TASK DETAILS: Without including any pictures, write out all the records word for word.

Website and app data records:
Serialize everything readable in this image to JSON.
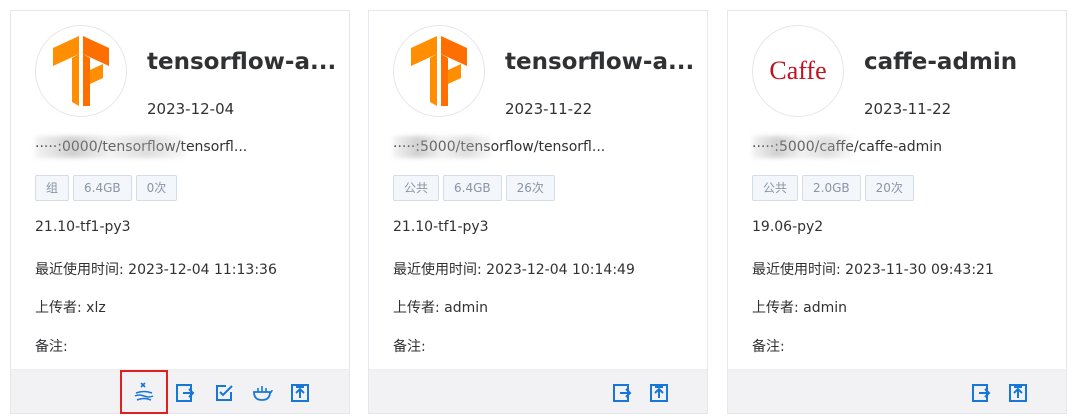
{
  "cards": [
    {
      "name": "tensorflow-a...",
      "date": "2023-12-04",
      "path": "·····:0000/tensorflow/tensorfl...",
      "tags": [
        "组",
        "6.4GB",
        "0次"
      ],
      "version": "21.10-tf1-py3",
      "last_used_label": "最近使用时间:",
      "last_used": "2023-12-04 11:13:36",
      "uploader_label": "上传者:",
      "uploader": "xlz",
      "remark_label": "备注:",
      "actions": [
        "delete-image-icon",
        "edit-icon",
        "checkbox-edit-icon",
        "docker-icon",
        "export-icon"
      ]
    },
    {
      "name": "tensorflow-a...",
      "date": "2023-11-22",
      "path": "·····:5000/tensorflow/tensorfl...",
      "tags": [
        "公共",
        "6.4GB",
        "26次"
      ],
      "version": "21.10-tf1-py3",
      "last_used_label": "最近使用时间:",
      "last_used": "2023-12-04 10:14:49",
      "uploader_label": "上传者:",
      "uploader": "admin",
      "remark_label": "备注:",
      "actions": [
        "edit-icon",
        "export-icon"
      ]
    },
    {
      "name": "caffe-admin",
      "logo_text": "Caffe",
      "date": "2023-11-22",
      "path": "·····:5000/caffe/caffe-admin",
      "tags": [
        "公共",
        "2.0GB",
        "20次"
      ],
      "version": "19.06-py2",
      "last_used_label": "最近使用时间:",
      "last_used": "2023-11-30 09:43:21",
      "uploader_label": "上传者:",
      "uploader": "admin",
      "remark_label": "备注:",
      "actions": [
        "edit-icon",
        "export-icon"
      ]
    }
  ],
  "colors": {
    "tf_orange": "#ff8f00",
    "tf_orange_dark": "#ff6f00",
    "icon_blue": "#1677d9",
    "highlight_red": "#e02020",
    "caffe_red": "#c0121f"
  }
}
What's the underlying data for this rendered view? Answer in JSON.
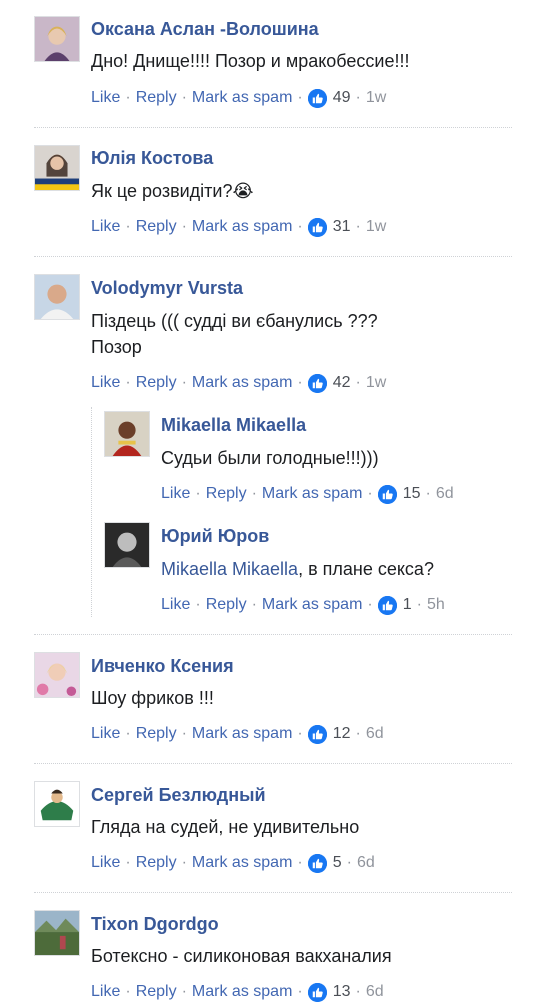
{
  "common": {
    "like": "Like",
    "reply": "Reply",
    "mark_spam": "Mark as spam",
    "sep": "·"
  },
  "comments": [
    {
      "name": "Оксана Аслан -Волошина",
      "text": [
        "Дно! Днище!!!! Позор и мракобессие!!!"
      ],
      "likes": "49",
      "time": "1w"
    },
    {
      "name": "Юлія Костова",
      "text": [
        "Як це розвидіти?😭"
      ],
      "likes": "31",
      "time": "1w"
    },
    {
      "name": "Volodymyr Vursta",
      "text": [
        "Піздець ((( судді ви єбанулись ???",
        "Позор"
      ],
      "likes": "42",
      "time": "1w"
    },
    {
      "name": "Mikaella Mikaella",
      "text": [
        "Судьи были голодные!!!)))"
      ],
      "likes": "15",
      "time": "6d"
    },
    {
      "name": "Юрий Юров",
      "mention": "Mikaella Mikaella",
      "text": [
        ", в плане секса?"
      ],
      "likes": "1",
      "time": "5h"
    },
    {
      "name": "Ивченко Ксения",
      "text": [
        "Шоу фриков !!!"
      ],
      "likes": "12",
      "time": "6d"
    },
    {
      "name": "Сергей Безлюдный",
      "text": [
        "Гляда на судей, не удивительно"
      ],
      "likes": "5",
      "time": "6d"
    },
    {
      "name": "Tixon Dgordgo",
      "text": [
        "Ботексно - силиконовая вакханалия"
      ],
      "likes": "13",
      "time": "6d"
    }
  ],
  "colors": {
    "name": "#385898",
    "link": "#4267b2",
    "like_badge": "#1877f2"
  },
  "icons": {
    "like": "thumbs-up-icon"
  }
}
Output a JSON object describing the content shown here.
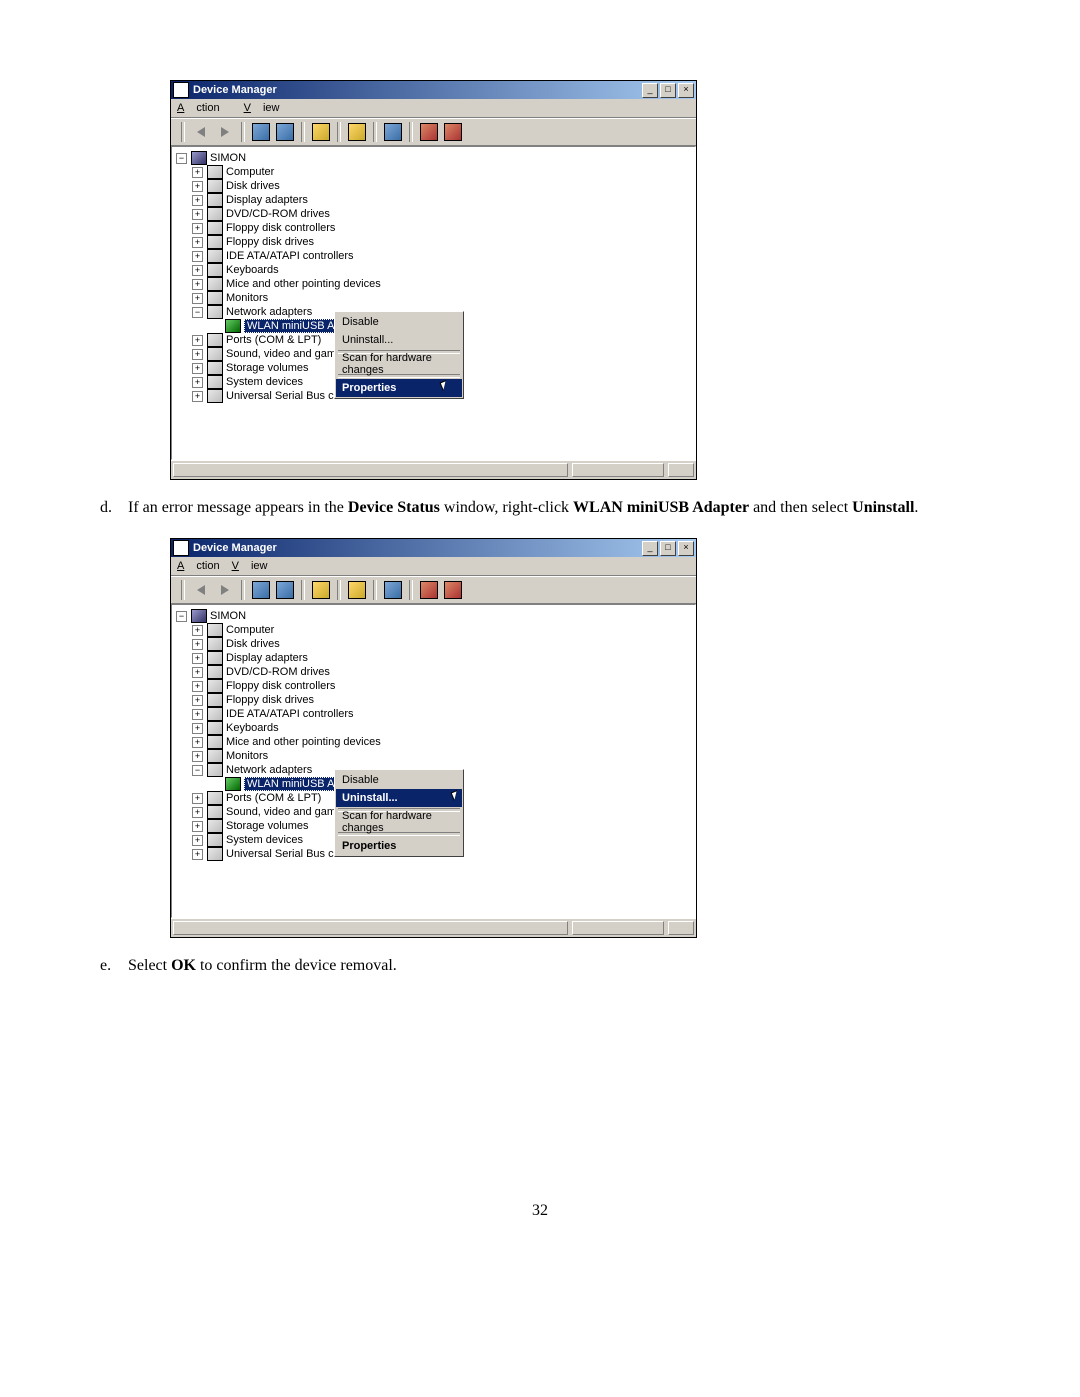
{
  "screenshot1": {
    "window_title": "Device Manager",
    "menu_action": "Action",
    "menu_view": "View",
    "root": "SIMON",
    "items": [
      "Computer",
      "Disk drives",
      "Display adapters",
      "DVD/CD-ROM drives",
      "Floppy disk controllers",
      "Floppy disk drives",
      "IDE ATA/ATAPI controllers",
      "Keyboards",
      "Mice and other pointing devices",
      "Monitors",
      "Network adapters"
    ],
    "selected_leaf": "WLAN miniUSB Adapter",
    "after_items": [
      "Ports (COM & LPT)",
      "Sound, video and game con",
      "Storage volumes",
      "System devices",
      "Universal Serial Bus control"
    ],
    "context_menu": {
      "disable": "Disable",
      "uninstall": "Uninstall...",
      "scan": "Scan for hardware changes",
      "properties": "Properties"
    },
    "highlighted_context_item": "properties",
    "highlighted_context_text": "Properties"
  },
  "instruction_d": {
    "letter": "d.",
    "pre_text": "If an error message appears in the ",
    "bold1": "Device Status",
    "mid1": " window, right-click ",
    "bold2": "WLAN miniUSB Adapter",
    "mid2": " and then select ",
    "bold3": "Uninstall",
    "end": "."
  },
  "screenshot2": {
    "window_title": "Device Manager",
    "menu_action": "Action",
    "menu_view": "View",
    "root": "SIMON",
    "items": [
      "Computer",
      "Disk drives",
      "Display adapters",
      "DVD/CD-ROM drives",
      "Floppy disk controllers",
      "Floppy disk drives",
      "IDE ATA/ATAPI controllers",
      "Keyboards",
      "Mice and other pointing devices",
      "Monitors",
      "Network adapters"
    ],
    "selected_leaf": "WLAN miniUSB Adapter",
    "after_items": [
      "Ports (COM & LPT)",
      "Sound, video and game con",
      "Storage volumes",
      "System devices",
      "Universal Serial Bus control"
    ],
    "context_menu": {
      "disable": "Disable",
      "uninstall": "Uninstall...",
      "scan": "Scan for hardware changes",
      "properties": "Properties"
    },
    "highlighted_context_item": "uninstall",
    "highlighted_context_text": "Uninstall..."
  },
  "instruction_e": {
    "letter": "e.",
    "pre_text": "Select ",
    "bold1": "OK",
    "end": " to confirm the device removal."
  },
  "page_number": "32"
}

ANSWER TO THE PROBLEM:
Serialize everything readable in this image to JSON.
{
  "cards": [
    {
      "name": "tensorflow-a...",
      "date": "2023-12-04",
      "path": "·····:0000/tensorflow/tensorfl...",
      "tags": [
        "组",
        "6.4GB",
        "0次"
      ],
      "version": "21.10-tf1-py3",
      "last_used_label": "最近使用时间:",
      "last_used": "2023-12-04 11:13:36",
      "uploader_label": "上传者:",
      "uploader": "xlz",
      "remark_label": "备注:",
      "actions": [
        "delete-image-icon",
        "edit-icon",
        "checkbox-edit-icon",
        "docker-icon",
        "export-icon"
      ]
    },
    {
      "name": "tensorflow-a...",
      "date": "2023-11-22",
      "path": "·····:5000/tensorflow/tensorfl...",
      "tags": [
        "公共",
        "6.4GB",
        "26次"
      ],
      "version": "21.10-tf1-py3",
      "last_used_label": "最近使用时间:",
      "last_used": "2023-12-04 10:14:49",
      "uploader_label": "上传者:",
      "uploader": "admin",
      "remark_label": "备注:",
      "actions": [
        "edit-icon",
        "export-icon"
      ]
    },
    {
      "name": "caffe-admin",
      "logo_text": "Caffe",
      "date": "2023-11-22",
      "path": "·····:5000/caffe/caffe-admin",
      "tags": [
        "公共",
        "2.0GB",
        "20次"
      ],
      "version": "19.06-py2",
      "last_used_label": "最近使用时间:",
      "last_used": "2023-11-30 09:43:21",
      "uploader_label": "上传者:",
      "uploader": "admin",
      "remark_label": "备注:",
      "actions": [
        "edit-icon",
        "export-icon"
      ]
    }
  ],
  "colors": {
    "tf_orange": "#ff8f00",
    "tf_orange_dark": "#ff6f00",
    "icon_blue": "#1677d9",
    "highlight_red": "#e02020",
    "caffe_red": "#c0121f"
  }
}
What's the underlying data for this rendered view? Answer in JSON.
{
  "common": {
    "like": "Like",
    "reply": "Reply",
    "mark_spam": "Mark as spam",
    "sep": "·"
  },
  "comments": [
    {
      "name": "Оксана Аслан -Волошина",
      "text": [
        "Дно! Днище!!!! Позор и мракобессие!!!"
      ],
      "likes": "49",
      "time": "1w"
    },
    {
      "name": "Юлія Костова",
      "text": [
        "Як це розвидіти?😭"
      ],
      "likes": "31",
      "time": "1w"
    },
    {
      "name": "Volodymyr Vursta",
      "text": [
        "Піздець ((( судді ви єбанулись ???",
        "Позор"
      ],
      "likes": "42",
      "time": "1w"
    },
    {
      "name": "Mikaella Mikaella",
      "text": [
        "Судьи были голодные!!!)))"
      ],
      "likes": "15",
      "time": "6d"
    },
    {
      "name": "Юрий Юров",
      "mention": "Mikaella Mikaella",
      "text": [
        ", в плане секса?"
      ],
      "likes": "1",
      "time": "5h"
    },
    {
      "name": "Ивченко Ксения",
      "text": [
        "Шоу фриков !!!"
      ],
      "likes": "12",
      "time": "6d"
    },
    {
      "name": "Сергей Безлюдный",
      "text": [
        "Гляда на судей, не удивительно"
      ],
      "likes": "5",
      "time": "6d"
    },
    {
      "name": "Tixon Dgordgo",
      "text": [
        "Ботексно - силиконовая вакханалия"
      ],
      "likes": "13",
      "time": "6d"
    }
  ],
  "colors": {
    "name": "#385898",
    "link": "#4267b2",
    "like_badge": "#1877f2"
  },
  "icons": {
    "like": "thumbs-up-icon"
  }
}
Output a JSON object describing the content shown here.
{
  "screenshot1": {
    "window_title": "Device Manager",
    "menu_action": "Action",
    "menu_view": "View",
    "root": "SIMON",
    "items": [
      "Computer",
      "Disk drives",
      "Display adapters",
      "DVD/CD-ROM drives",
      "Floppy disk controllers",
      "Floppy disk drives",
      "IDE ATA/ATAPI controllers",
      "Keyboards",
      "Mice and other pointing devices",
      "Monitors",
      "Network adapters"
    ],
    "selected_leaf": "WLAN miniUSB Adapter",
    "after_items": [
      "Ports (COM & LPT)",
      "Sound, video and game con",
      "Storage volumes",
      "System devices",
      "Universal Serial Bus control"
    ],
    "context_menu": {
      "disable": "Disable",
      "uninstall": "Uninstall...",
      "scan": "Scan for hardware changes",
      "properties": "Properties"
    },
    "highlighted_context_item": "properties",
    "highlighted_context_text": "Properties"
  },
  "instruction_d": {
    "letter": "d.",
    "pre_text": "If an error message appears in the ",
    "bold1": "Device Status",
    "mid1": " window, right-click ",
    "bold2": "WLAN miniUSB Adapter",
    "mid2": " and then select ",
    "bold3": "Uninstall",
    "end": "."
  },
  "screenshot2": {
    "window_title": "Device Manager",
    "menu_action": "Action",
    "menu_view": "View",
    "root": "SIMON",
    "items": [
      "Computer",
      "Disk drives",
      "Display adapters",
      "DVD/CD-ROM drives",
      "Floppy disk controllers",
      "Floppy disk drives",
      "IDE ATA/ATAPI controllers",
      "Keyboards",
      "Mice and other pointing devices",
      "Monitors",
      "Network adapters"
    ],
    "selected_leaf": "WLAN miniUSB Adapter",
    "after_items": [
      "Ports (COM & LPT)",
      "Sound, video and game con",
      "Storage volumes",
      "System devices",
      "Universal Serial Bus control"
    ],
    "context_menu": {
      "disable": "Disable",
      "uninstall": "Uninstall...",
      "scan": "Scan for hardware changes",
      "properties": "Properties"
    },
    "highlighted_context_item": "uninstall",
    "highlighted_context_text": "Uninstall..."
  },
  "instruction_e": {
    "letter": "e.",
    "pre_text": "Select ",
    "bold1": "OK",
    "end": " to confirm the device removal."
  },
  "page_number": "32"
}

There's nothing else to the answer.